dimnames(Vnew2) <- Vnames
Vnew2

## , , myDim3 = XandY
##
##       myDim2
## myDim1  G  H  I
##      A 10 30 39
##      B 24 33 42
##      C 27 36 45
##
## , , myDim3 = Z
##
##       myDim2
## myDim1  G  H  I
##      A 19 22 25
##      B 20 23 26
##      C 21 24 27

## Remember where we started.
Vnew

## , , myDim3 = XandY
##
##       myDim2
## myDim1  G  H  I
##      A 11 17 23
##      B 13 19 25
##      C 15 21 27
##
## , , myDim3 = Z
##
##       myDim2
## myDim1  G  H  I
##      A 19 22 25
##      B 20 23 26
##      C 21 24 27

## Example 3. Transpose one slice from an array.
## http://stackoverflow.com/questions/13811133/apply-a-function-to-each-layer-of-a-3d-array-returning-an-array
A <- array (1:27, c(3,3,3))
A

## , , 1
##
##      [,1] [,2] [,3]
## [1,]    1    4    7
## [2,]    2    5    8
## [3,]    3    6    9
##
## , , 2
##
##      [,1] [,2] [,3]
## [1,]   10   13   16
## [2,]   11   14   17
## [3,]   12   15   18
##
## , , 3
##
##      [,1] [,2] [,3]
## [1,]   19   22   25
## [2,]   20   23   26
## [3,]   21   24   27

## similar idea to previous example. Go through first and second dimensions,
##
apply(A, 1:2, t)
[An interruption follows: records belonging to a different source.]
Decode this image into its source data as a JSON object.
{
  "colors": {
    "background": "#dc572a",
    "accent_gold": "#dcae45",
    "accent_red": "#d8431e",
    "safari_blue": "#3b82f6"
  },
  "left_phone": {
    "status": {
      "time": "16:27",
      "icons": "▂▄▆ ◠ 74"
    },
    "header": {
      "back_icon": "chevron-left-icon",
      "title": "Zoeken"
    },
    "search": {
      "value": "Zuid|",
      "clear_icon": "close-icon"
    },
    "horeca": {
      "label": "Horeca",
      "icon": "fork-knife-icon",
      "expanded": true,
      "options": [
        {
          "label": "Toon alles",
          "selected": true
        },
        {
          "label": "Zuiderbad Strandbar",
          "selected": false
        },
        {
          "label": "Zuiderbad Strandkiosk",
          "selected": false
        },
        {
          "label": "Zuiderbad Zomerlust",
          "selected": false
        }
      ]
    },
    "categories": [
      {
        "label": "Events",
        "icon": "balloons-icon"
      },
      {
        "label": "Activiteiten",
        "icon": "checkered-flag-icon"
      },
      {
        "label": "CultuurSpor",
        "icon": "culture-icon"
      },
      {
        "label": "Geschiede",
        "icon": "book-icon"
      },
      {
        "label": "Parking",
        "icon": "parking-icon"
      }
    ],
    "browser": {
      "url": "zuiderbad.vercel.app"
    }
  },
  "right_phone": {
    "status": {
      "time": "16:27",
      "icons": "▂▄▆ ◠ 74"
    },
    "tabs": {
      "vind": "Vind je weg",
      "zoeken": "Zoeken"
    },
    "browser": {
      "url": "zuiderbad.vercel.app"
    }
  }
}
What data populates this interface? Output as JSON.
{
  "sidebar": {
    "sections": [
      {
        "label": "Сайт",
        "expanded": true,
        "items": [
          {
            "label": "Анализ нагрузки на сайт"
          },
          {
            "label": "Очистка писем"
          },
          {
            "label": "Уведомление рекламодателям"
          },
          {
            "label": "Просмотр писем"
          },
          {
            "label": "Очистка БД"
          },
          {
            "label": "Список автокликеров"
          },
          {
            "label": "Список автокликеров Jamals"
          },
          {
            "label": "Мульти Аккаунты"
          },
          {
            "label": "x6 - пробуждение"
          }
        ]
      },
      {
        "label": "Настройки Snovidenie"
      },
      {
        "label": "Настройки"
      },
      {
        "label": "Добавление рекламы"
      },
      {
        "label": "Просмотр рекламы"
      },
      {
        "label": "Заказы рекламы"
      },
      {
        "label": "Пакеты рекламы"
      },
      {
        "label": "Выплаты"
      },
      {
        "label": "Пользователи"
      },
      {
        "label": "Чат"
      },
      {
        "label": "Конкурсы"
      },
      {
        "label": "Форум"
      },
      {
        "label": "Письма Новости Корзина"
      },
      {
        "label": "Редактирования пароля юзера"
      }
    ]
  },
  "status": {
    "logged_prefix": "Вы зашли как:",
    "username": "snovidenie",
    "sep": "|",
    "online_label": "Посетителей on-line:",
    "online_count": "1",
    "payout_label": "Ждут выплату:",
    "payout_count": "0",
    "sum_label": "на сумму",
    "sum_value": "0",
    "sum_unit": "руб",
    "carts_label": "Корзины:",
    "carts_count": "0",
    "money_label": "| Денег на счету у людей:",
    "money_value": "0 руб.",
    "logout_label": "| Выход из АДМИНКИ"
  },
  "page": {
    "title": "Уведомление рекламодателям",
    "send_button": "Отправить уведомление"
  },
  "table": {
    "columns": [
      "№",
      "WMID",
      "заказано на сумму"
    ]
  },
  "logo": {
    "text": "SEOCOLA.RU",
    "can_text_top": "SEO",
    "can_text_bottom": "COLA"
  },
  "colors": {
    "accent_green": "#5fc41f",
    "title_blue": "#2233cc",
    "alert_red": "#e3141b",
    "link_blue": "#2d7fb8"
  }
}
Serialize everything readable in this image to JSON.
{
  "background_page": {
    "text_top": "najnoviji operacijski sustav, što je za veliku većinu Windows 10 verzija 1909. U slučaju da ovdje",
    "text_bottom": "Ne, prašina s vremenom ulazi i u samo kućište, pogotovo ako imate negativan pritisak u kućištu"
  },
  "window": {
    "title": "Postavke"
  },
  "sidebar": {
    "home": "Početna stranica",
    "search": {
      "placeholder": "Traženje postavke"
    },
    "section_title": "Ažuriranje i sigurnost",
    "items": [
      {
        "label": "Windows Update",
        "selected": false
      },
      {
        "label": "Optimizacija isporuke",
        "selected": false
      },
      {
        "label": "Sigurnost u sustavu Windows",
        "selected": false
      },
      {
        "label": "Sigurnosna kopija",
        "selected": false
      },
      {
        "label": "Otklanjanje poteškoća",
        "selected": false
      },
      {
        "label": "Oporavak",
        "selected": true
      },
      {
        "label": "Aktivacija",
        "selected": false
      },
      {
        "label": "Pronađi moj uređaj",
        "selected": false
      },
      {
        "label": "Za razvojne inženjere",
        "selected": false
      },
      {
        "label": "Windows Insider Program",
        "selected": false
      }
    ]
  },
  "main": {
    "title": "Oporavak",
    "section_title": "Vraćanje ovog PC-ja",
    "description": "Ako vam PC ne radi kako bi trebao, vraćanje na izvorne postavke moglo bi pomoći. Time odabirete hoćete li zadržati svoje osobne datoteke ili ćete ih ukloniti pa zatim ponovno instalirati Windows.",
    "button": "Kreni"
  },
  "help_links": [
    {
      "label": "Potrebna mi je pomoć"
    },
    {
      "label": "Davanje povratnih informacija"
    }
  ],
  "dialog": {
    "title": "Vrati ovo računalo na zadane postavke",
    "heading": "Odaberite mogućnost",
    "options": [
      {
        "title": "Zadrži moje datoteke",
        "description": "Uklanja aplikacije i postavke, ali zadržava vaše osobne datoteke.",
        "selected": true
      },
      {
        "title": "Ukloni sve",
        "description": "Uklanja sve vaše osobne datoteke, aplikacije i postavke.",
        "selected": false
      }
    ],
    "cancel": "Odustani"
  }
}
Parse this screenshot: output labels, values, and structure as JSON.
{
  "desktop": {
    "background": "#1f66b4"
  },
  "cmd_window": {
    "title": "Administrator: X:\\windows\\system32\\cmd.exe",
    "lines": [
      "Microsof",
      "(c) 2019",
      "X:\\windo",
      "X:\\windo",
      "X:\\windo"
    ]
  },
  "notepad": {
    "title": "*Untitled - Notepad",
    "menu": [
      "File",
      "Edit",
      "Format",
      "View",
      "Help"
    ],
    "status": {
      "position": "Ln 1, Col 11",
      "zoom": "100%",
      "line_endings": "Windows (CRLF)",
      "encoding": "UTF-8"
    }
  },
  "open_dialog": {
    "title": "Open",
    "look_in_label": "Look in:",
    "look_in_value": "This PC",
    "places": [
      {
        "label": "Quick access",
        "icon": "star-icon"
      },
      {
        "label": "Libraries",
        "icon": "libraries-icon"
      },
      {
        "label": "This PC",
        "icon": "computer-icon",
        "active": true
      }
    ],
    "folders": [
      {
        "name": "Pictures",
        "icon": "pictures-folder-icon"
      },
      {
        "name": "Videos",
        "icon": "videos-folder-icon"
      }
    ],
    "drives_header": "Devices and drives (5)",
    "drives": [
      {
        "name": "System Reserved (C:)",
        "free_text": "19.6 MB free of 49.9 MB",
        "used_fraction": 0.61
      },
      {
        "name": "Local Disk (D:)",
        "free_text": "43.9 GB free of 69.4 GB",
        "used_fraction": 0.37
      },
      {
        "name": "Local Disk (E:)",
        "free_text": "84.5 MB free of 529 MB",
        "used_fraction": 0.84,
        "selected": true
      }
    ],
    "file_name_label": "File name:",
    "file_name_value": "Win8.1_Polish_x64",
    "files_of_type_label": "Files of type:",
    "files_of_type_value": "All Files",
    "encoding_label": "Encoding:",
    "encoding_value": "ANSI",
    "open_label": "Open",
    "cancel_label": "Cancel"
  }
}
## , , 1
##
##      [,1] [,2] [,3]
## [1,]    1    2    3
## [2,]   10   11   12
## [3,]   19   20   21
##
## , , 2
##
##      [,1] [,2] [,3]
## [1,]    4    5    6
## [2,]   13   14   15
## [3,]   22   23   24
##
## , , 3
##
##      [,1] [,2] [,3]
## [1,]    7    8    9
## [2,]   16   17   18
## [3,]   25   26   27

## The plyr package helps here too. I've seen it do amazing things to
## rearrange repeated observation data from wide to long.

library(plyr)

aaply(A,3,t)

## , ,  = 1
##
##
## X1   1  2  3
##   1  1  4  7
##   2 10 13 16
##   3 19 22 25
##
## , ,  = 2
##
##
## X1   1  2  3
##   1  2  5  8
##   2 11 14 17
##   3 20 23 26
##
## , ,  = 3
##
##
## X1   1  2  3
##   1  3  6  9
##   2 12 15 18
##   3 21 24 27